* _TASK TO CARRY OUT_
Your answer must be a word-for-word copy of the listing below, minus its pictures.

* _EXTRACTED DATA_
==============================

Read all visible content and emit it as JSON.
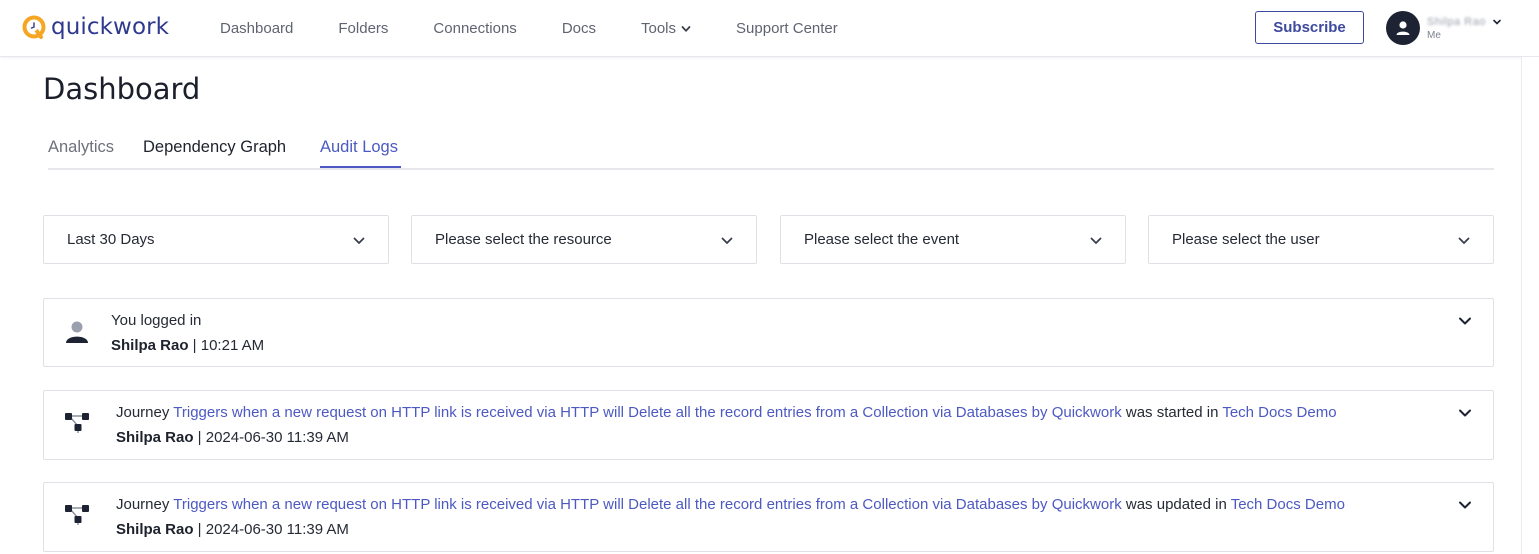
{
  "brand": {
    "name": "quickwork"
  },
  "nav": [
    {
      "label": "Dashboard"
    },
    {
      "label": "Folders"
    },
    {
      "label": "Connections"
    },
    {
      "label": "Docs"
    },
    {
      "label": "Tools"
    },
    {
      "label": "Support Center"
    }
  ],
  "header": {
    "subscribe_label": "Subscribe",
    "profile_name": "Shilpa Rao",
    "profile_sub": "Me"
  },
  "page": {
    "title": "Dashboard"
  },
  "tabs": [
    {
      "label": "Analytics",
      "active": false
    },
    {
      "label": "Dependency Graph",
      "active": false
    },
    {
      "label": "Audit Logs",
      "active": true
    }
  ],
  "filters": {
    "period": "Last 30 Days",
    "resource": "Please select the resource",
    "event": "Please select the event",
    "user": "Please select the user"
  },
  "logs": [
    {
      "icon": "user-icon",
      "text": "You logged in",
      "user": "Shilpa Rao",
      "separator": " | ",
      "time": "10:21 AM"
    },
    {
      "icon": "journey-icon",
      "prefix": "Journey ",
      "journey": "Triggers when a new request on HTTP link is received via HTTP will Delete all the record entries from a Collection via Databases by Quickwork",
      "action": " was started in ",
      "project": "Tech Docs Demo",
      "user": "Shilpa Rao",
      "separator": " | ",
      "time": "2024-06-30 11:39 AM"
    },
    {
      "icon": "journey-icon",
      "prefix": "Journey ",
      "journey": "Triggers when a new request on HTTP link is received via HTTP will Delete all the record entries from a Collection via Databases by Quickwork",
      "action": " was updated in ",
      "project": "Tech Docs Demo",
      "user": "Shilpa Rao",
      "separator": " | ",
      "time": "2024-06-30 11:39 AM"
    }
  ],
  "colors": {
    "accent": "#4c59c2",
    "brand": "#2f3a8f",
    "logo_orange": "#f5a623"
  }
}
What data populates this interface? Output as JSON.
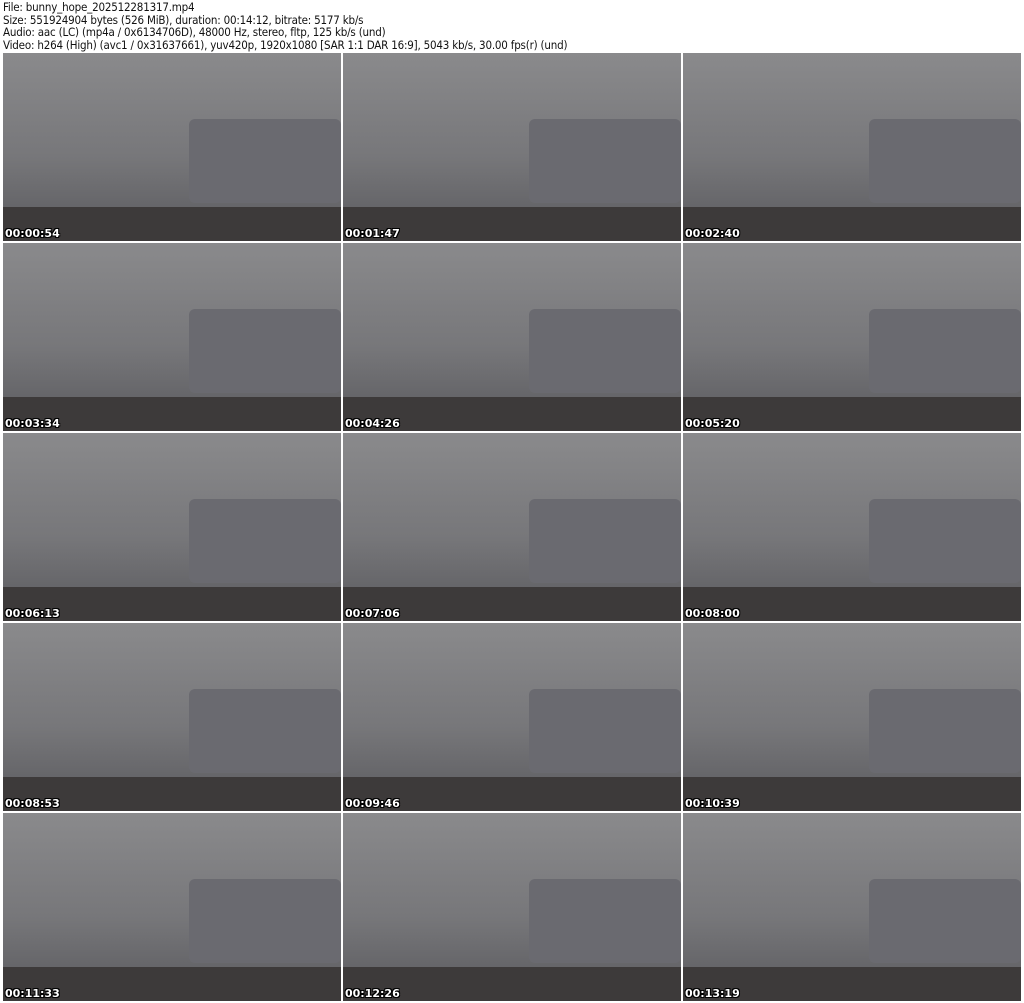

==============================

* _SOLUTION FOR THIS PROBLEM_
Read all visible content and emit it as JSON.
{
  "brand": {
    "name": "quickwork"
  },
  "nav": [
    {
      "label": "Dashboard"
    },
    {
      "label": "Folders"
    },
    {
      "label": "Connections"
    },
    {
      "label": "Docs"
    },
    {
      "label": "Tools"
    },
    {
      "label": "Support Center"
    }
  ],
  "header": {
    "subscribe_label": "Subscribe",
    "profile_name": "Shilpa Rao",
    "profile_sub": "Me"
  },
  "page": {
    "title": "Dashboard"
  },
  "tabs": [
    {
      "label": "Analytics",
      "active": false
    },
    {
      "label": "Dependency Graph",
      "active": false
    },
    {
      "label": "Audit Logs",
      "active": true
    }
  ],
  "filters": {
    "period": "Last 30 Days",
    "resource": "Please select the resource",
    "event": "Please select the event",
    "user": "Please select the user"
  },
  "logs": [
    {
      "icon": "user-icon",
      "text": "You logged in",
      "user": "Shilpa Rao",
      "separator": " | ",
      "time": "10:21 AM"
    },
    {
      "icon": "journey-icon",
      "prefix": "Journey ",
      "journey": "Triggers when a new request on HTTP link is received via HTTP will Delete all the record entries from a Collection via Databases by Quickwork",
      "action": " was started in ",
      "project": "Tech Docs Demo",
      "user": "Shilpa Rao",
      "separator": " | ",
      "time": "2024-06-30 11:39 AM"
    },
    {
      "icon": "journey-icon",
      "prefix": "Journey ",
      "journey": "Triggers when a new request on HTTP link is received via HTTP will Delete all the record entries from a Collection via Databases by Quickwork",
      "action": " was updated in ",
      "project": "Tech Docs Demo",
      "user": "Shilpa Rao",
      "separator": " | ",
      "time": "2024-06-30 11:39 AM"
    }
  ],
  "colors": {
    "accent": "#4c59c2",
    "brand": "#2f3a8f",
    "logo_orange": "#f5a623"
  }
}
What data populates this interface? Output as JSON.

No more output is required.